Last year, ACS Chemical Biology published a beautiful tribute to the late Nobel laureate Roger Tsien from his coworkers and students. Of special note was the final small essay by his wife, Wendy. After a gorgeous encomium to professor Tsien’s work ethic and his passion for science, this final statement by Wendy stopped me in my tracks: “There is a very high price to be paid for brilliance, and we both paid it, Roger paying the highest price of all, but he and his beautiful work live on—neither will be forgotten, both will always be loved.” It was the “we” in that statement that arrested me, and has stayed in my thoughts ever since. I’m not brilliant like professor Tsien, but her recognizing that both of them sacrificed for his science was familiar to me.
There is a “we” in science—a truism that science is the ultimate team sport. When 10 or 20 people can routinely be on a paper together, it is evidence that no scientist is an island. Group activities in research are common: group brainstorming sessions, group meetings, and team-building activities can be great for bonding.
However, work in the laboratory is mostly solitary. Plenty of time in the lab is spent by yourself (hopefully, for safety’s sake, not entirely alone) or in the library, surrounded by your thoughts, a laptop, and thousands of books. You can isolate yourself even further from human contact by disconnecting from your laptop, turning your phone off, and burrowing into the literature—allowing your mind to focus on the science you’re trying to do, making connections to the literature of the past, finding solutions to the challenges of the present. During graduate school, I enjoyed the “we” of science, but I was a pretty big fan of being by myself as well.
So it was a bit of a change when I met the woman that would ultimately become my wife. I was used to being an independent person, with the odd hours and random solo road trips that graduate school sometimes allows for. During our two-year-long courtship, I slowly learned the realities of being part of a “we,” the joy and pleasure of constant companionship, the explanations of the oddities of one’s family situations, and the negotiations of the details of life that are key to making a relationship work.
We also had many talks about the absurdities of laboratory chemistry—the odd hours and funny smells. I told her about the intricacies of graduate school, how a graduate student has an ersatz family from all around the world, both friends and sibling-rivals, and also a faculty adviser, who is in equal parts boss and teacher and mentor.
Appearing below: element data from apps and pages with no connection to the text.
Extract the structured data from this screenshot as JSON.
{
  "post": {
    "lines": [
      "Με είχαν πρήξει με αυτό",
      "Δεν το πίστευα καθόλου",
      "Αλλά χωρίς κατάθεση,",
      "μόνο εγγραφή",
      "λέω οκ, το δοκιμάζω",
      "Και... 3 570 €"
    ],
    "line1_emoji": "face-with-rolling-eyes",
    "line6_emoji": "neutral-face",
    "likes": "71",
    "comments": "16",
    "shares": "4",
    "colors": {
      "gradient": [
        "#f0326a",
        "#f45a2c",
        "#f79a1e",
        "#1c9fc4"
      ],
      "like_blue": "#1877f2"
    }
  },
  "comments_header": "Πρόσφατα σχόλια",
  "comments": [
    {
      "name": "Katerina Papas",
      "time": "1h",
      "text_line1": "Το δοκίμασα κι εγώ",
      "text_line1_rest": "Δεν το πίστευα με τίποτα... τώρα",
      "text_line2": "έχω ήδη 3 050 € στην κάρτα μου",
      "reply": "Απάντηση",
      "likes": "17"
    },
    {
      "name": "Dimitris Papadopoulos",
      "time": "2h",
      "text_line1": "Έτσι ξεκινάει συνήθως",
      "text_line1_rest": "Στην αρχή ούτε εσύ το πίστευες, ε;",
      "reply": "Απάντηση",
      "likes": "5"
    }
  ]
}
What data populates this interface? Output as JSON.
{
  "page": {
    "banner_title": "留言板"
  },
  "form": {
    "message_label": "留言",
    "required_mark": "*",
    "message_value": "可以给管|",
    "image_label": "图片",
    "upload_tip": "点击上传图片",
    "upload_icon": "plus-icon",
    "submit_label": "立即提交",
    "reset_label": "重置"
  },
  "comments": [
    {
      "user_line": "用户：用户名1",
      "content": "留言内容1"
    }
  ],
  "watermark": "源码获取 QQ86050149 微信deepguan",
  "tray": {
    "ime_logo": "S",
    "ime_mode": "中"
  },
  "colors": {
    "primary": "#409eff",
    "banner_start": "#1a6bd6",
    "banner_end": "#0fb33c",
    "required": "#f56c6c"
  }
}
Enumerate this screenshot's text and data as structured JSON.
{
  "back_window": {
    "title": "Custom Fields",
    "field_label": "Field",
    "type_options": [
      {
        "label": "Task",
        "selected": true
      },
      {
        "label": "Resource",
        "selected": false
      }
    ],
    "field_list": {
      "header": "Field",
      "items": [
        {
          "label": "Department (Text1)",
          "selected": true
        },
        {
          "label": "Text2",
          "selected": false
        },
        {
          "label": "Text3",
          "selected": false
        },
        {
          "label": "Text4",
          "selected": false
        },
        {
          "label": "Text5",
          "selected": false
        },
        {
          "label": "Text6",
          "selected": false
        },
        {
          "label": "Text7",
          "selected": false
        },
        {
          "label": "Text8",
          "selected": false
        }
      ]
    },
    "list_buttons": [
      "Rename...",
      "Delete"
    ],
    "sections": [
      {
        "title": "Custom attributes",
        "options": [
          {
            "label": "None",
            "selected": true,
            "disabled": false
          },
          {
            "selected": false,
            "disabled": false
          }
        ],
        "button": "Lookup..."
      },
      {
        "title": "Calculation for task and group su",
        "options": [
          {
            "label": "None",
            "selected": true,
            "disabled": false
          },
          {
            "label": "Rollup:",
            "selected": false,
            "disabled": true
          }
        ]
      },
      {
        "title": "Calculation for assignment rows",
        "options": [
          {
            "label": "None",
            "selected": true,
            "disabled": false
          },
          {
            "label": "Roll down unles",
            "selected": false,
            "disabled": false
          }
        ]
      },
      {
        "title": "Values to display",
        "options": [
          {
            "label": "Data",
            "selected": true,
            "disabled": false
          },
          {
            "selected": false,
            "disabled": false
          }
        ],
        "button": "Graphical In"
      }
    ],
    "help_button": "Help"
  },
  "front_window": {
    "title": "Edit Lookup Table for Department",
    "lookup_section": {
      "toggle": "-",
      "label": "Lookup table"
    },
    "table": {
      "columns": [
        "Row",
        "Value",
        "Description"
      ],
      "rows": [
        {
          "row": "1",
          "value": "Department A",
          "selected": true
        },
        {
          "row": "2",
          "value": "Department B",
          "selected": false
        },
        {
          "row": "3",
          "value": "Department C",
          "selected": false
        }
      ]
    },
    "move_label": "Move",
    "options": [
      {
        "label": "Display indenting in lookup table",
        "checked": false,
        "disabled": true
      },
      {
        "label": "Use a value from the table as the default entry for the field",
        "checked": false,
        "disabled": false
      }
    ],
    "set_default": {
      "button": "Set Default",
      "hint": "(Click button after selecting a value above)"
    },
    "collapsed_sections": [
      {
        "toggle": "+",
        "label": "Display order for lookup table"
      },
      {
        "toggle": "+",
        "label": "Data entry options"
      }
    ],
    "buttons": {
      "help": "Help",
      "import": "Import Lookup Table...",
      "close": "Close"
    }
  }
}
I also explained that even if I intended to pursue a career outside academia, after I got my PhD I would likely need more training in a postdoctoral fellowship.
She accepted these strange circumstances with aplomb, for which I was grateful. Soon we were married but in a long-distance relationship, separated by three hours of driving. After her workweek was done, she would drive to see me. Often, I would end up meeting her in the lab late on a Friday or Saturday night for a couple of hours before heading out for some time together at a coffee shop or at a late-night diner and then collapsing into bed.
I always found her meeting me in the lab a little embarrassing or awkward, but she expressed something that I really appreciated: “The only way out of this place is through the lab.” I was aware that she was making a sacrifice, which forced me to try to put some boundaries on late nights in the lab. Still, it was a little weird and a little bit wonderful to have someone that you love join you in the lab. While time in the lab was never silent with the radio or CD player going, being able to talk was great, even if I had to interrupt our conversation to change fractions on a column, troubleshoot a vacuum pump, or wash a tub full of flasks. I would also practice job interview talks with her; even now, she can still recite the first couple of sentences from my thesis defense verbatim.
We no longer spend late nights in the lab, nor are those long hours routinely necessary. Between then and now, I’ve jumped at opportunities to reciprocate in support of her career. I’m proud of what we accomplished in graduate school, and it has enabled me to work in industrial chemistry. I finished graduate school with a spouse and a healthy, loving relationship that was built on spending time together, no matter the circumstances.
Views expressed are those of the author and not necessarily those of C&EN or ACS.